Skyros is the largest of the Sporades Islands. It has a land
mass of 210 sq. km and a coastline of 130 km. Skyros lies only 24 nautical miles
from Evia. It has a population of about 3,000.
The island has retained
much of its traditional character and has not sold out for the tourist euro. Skyros
offers something for everyone including good beaches, lovely coves, caves,
hiking and nightlife.
This is one of the most beautiful
islands of the Mediterranean. Its Northern part has rolling tracts of farm
land and pine forests. The mid section of the island, a narrow waistline, is where most of the population is concentrated. The southern section of Skyros is barren and rocky.
A child can look one of the free ranging tiny ponies, Pikermies, right in the eye. They roam freely on the rocky southern end of the island.
Only ten minutes walk from Skyros Town, the sandy beaches of Magazia and Molos offer good swimming, and many of the islands accommodations and bars cluster here. The nude beach is Papa Ta Chomata. Ormos Achilli has a new yacht marina and beach. Generally, the beaches on the northern end of the island are more pleasant than those on the rocky southern end.
The small port of
Linaria and Skyros Town (or Chóra) are the main settlements.
The island almost
seems to belong in the Cyclades especially Skyros Town and its architecture.
White houses are stacked along the steep streets. The furnishing of the islander's dwellings are ornate and hand crafted. The small houses are remarkable for their use of space. They feature conical fireplaces with little seat-ledges.
Skyros Town as two museums: Archaeological Museum with Myceanaean and Roman artifacts, and Faltaits Museum of Folklore, featuring the superb collection of Skyrian ethnologist Manos Faltaits. The Faltaits museum has a large collection of domestic items, double-headed eagles, costumes and some of the crockery that has always fascinated the Skyriots. The island's rich traditions include ceramics, wood carving, copper and embroidery, all found in the Folklore Museum and also proudly displayed in private homes on the island.
Traditional Skyros crafts are taught in a variety of classes at the new Skyros Centre in Skyros Town.
In mid-September, Skyros town hosts a half-marathon followed by a concert.
Drinking and Dining
You can get traditional Greek and Skyrian dishes in several places. Dishes made with goat's meat or goat's milk can be found. You'll also find seafood, chicken, yogurt, and regional wines.
There are several bars with a busy nightlife scene that includes lots of music and dance.
Skyros is a long sea journey from Athens and connections from nearby Kymi on Evia were limited for years. This accounts for the undisturbed tradtional lifestyle still found on Skyros. There is an airport now, but the island retains its distinctive charm. You may still see older residents in the traditional baggy blue trousers, black caps or long headscarves.
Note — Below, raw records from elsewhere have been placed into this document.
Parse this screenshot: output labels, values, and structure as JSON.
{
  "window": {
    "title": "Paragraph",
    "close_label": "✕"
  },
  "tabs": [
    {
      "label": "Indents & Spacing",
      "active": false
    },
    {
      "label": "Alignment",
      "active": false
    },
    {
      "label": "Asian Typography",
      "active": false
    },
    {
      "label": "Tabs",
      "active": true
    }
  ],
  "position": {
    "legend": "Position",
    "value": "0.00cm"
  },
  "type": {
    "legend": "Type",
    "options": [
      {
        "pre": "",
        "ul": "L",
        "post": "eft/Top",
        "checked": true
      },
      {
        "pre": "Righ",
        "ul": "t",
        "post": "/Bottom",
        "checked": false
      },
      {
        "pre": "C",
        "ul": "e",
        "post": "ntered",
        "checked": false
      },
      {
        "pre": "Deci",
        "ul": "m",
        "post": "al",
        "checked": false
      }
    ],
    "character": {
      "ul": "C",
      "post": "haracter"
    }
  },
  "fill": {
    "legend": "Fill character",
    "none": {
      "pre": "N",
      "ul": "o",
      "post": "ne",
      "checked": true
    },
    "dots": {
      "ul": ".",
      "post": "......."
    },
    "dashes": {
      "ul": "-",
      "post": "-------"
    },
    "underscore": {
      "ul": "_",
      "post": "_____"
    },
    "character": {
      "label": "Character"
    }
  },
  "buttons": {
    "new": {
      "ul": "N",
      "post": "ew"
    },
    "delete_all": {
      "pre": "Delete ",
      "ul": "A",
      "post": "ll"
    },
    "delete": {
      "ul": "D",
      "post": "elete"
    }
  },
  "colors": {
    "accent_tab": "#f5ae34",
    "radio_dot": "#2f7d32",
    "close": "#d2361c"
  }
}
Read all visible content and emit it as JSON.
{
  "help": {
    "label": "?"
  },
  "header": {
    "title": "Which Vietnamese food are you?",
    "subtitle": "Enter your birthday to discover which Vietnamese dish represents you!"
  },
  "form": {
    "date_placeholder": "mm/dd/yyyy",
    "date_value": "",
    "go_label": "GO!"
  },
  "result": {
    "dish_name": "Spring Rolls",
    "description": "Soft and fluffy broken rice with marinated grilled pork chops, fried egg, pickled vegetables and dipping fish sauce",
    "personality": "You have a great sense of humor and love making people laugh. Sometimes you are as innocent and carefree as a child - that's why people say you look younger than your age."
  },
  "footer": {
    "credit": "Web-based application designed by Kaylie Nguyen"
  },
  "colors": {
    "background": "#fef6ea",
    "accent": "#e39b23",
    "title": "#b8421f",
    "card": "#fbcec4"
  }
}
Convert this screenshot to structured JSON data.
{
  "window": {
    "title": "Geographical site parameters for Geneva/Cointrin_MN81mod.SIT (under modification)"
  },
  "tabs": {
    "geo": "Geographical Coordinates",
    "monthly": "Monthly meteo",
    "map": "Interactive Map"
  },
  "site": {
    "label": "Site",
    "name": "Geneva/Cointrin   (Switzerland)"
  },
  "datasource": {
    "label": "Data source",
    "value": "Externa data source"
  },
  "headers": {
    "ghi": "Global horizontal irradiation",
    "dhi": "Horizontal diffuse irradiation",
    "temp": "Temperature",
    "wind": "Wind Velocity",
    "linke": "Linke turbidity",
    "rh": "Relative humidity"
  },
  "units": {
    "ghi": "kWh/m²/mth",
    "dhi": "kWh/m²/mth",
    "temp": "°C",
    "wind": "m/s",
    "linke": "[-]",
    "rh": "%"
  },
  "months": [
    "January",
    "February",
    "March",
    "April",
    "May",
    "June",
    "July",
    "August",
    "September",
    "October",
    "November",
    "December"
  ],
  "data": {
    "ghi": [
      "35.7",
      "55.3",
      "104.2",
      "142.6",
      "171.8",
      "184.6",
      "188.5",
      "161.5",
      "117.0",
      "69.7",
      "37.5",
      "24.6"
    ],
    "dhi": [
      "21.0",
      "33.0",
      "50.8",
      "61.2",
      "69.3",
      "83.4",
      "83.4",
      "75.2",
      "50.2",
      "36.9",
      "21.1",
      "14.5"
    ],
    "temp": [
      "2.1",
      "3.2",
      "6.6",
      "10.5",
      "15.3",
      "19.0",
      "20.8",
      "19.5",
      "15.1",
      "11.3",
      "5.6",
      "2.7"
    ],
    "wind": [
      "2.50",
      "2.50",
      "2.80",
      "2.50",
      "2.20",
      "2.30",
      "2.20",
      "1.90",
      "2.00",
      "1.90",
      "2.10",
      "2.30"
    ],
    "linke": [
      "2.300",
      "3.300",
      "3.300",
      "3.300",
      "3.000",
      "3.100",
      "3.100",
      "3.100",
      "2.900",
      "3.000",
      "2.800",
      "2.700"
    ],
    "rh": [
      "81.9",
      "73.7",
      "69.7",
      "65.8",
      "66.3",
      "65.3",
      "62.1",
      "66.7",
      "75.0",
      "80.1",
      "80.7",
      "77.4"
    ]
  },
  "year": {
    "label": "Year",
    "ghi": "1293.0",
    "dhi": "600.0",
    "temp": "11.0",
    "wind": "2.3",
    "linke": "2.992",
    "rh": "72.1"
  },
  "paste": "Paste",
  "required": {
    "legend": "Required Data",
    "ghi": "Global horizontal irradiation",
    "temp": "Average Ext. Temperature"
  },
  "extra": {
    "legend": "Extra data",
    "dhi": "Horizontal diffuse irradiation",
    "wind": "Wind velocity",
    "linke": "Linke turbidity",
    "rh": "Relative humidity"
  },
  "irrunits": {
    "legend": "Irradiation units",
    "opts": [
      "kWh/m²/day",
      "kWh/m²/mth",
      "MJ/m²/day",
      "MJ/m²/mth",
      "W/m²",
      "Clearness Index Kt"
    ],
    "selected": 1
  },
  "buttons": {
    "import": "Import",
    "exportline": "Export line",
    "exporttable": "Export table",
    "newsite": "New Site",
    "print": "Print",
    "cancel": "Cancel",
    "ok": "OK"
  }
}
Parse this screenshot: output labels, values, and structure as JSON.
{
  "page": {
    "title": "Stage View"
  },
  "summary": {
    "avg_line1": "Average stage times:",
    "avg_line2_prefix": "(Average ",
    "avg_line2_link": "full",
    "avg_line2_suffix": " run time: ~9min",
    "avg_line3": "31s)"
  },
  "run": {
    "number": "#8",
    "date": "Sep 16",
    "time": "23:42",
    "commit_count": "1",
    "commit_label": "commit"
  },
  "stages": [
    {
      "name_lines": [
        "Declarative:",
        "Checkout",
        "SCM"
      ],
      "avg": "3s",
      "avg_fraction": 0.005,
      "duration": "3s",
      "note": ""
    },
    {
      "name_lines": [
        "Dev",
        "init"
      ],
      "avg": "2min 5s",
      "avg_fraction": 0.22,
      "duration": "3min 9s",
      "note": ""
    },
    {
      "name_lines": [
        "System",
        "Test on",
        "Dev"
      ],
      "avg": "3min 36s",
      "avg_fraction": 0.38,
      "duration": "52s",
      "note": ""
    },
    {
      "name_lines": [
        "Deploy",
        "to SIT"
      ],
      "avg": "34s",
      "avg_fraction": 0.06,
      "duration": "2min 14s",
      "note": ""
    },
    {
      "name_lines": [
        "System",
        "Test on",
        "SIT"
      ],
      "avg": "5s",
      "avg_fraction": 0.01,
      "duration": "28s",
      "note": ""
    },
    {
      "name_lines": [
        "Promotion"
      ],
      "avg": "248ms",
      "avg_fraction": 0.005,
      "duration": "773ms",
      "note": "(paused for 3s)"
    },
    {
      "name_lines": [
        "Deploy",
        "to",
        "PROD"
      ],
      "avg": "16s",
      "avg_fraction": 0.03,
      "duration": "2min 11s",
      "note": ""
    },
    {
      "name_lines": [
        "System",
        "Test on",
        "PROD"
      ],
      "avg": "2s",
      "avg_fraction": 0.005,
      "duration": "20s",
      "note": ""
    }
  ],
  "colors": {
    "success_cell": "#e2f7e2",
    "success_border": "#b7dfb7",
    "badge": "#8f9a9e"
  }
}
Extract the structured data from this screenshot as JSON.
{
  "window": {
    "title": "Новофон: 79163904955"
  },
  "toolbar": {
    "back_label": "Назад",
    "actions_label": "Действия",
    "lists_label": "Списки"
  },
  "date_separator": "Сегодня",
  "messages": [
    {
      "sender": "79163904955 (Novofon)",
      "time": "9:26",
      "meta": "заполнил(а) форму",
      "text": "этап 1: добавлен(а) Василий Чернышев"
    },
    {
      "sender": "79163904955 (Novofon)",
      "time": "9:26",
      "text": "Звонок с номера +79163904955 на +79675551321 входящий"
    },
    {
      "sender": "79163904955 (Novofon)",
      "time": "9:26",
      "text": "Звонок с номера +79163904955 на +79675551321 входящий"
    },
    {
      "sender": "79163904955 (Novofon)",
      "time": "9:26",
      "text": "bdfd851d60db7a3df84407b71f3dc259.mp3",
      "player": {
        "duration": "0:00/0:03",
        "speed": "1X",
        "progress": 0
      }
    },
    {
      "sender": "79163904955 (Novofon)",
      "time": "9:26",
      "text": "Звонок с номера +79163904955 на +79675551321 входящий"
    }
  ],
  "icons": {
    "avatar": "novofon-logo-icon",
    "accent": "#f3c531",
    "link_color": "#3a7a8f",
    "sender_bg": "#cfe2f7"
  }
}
The pre-Lenten Carnival features three characters: the old man in goat costume, the Frank (foreigner), and the Korela, a man dressed as a woman. The three perform the goat dance, or Horos tou Tragou. The young men in goat masks, hairy jackets and jangling copper goat bells dance down the streets of Skyros Town. They are followed by the Frank, dressed in a ragged outfit and blowing a conch shell to scare the children. Each of the men in goat masks has a partner, a man dressed as a bride but also in a goat mask. The revelry includes singing, dancing, performances, recitations, plus lots of eating and drinking. Everyone dresses up in fancy clothes and joins in the fun.
The Carnival traces its roots back to the Dionysian goat worship festivals of pagan times. Goats have been an important part of Skyros' history. Skyros is known for its goat meat and goat milk even today.
The cross-dressing dancers have a long history on the island as well. According to legend, Skyros was the hiding place for the boy Achilles. King Lykomides of Skyros raised him as a girl in an attempt to circumvent a prophecy about the Trojan War. Odysseus discovered the secret, however, and took Achilles off to Troy where he distinguished himself in battle.
You'll see a double-headed eagle motif in the local art. This harks back to the time when Theseus was buried on Skyros. His spirit was seen at Marathon so the Delphic oracle sent the Athenians to Skyros to bring Theseus' bones to Athens. The grave on Skyros was revealed by a she-eagle. During Byzantine times, a much-resented upper class lived in Skyros, which lead to the double-headed eagle motif.
More recently, the poet Rupert Brooke was laid to rest on Skyros during World War I. His grave is at Tris Boukes, at the southernmost point of Skyros.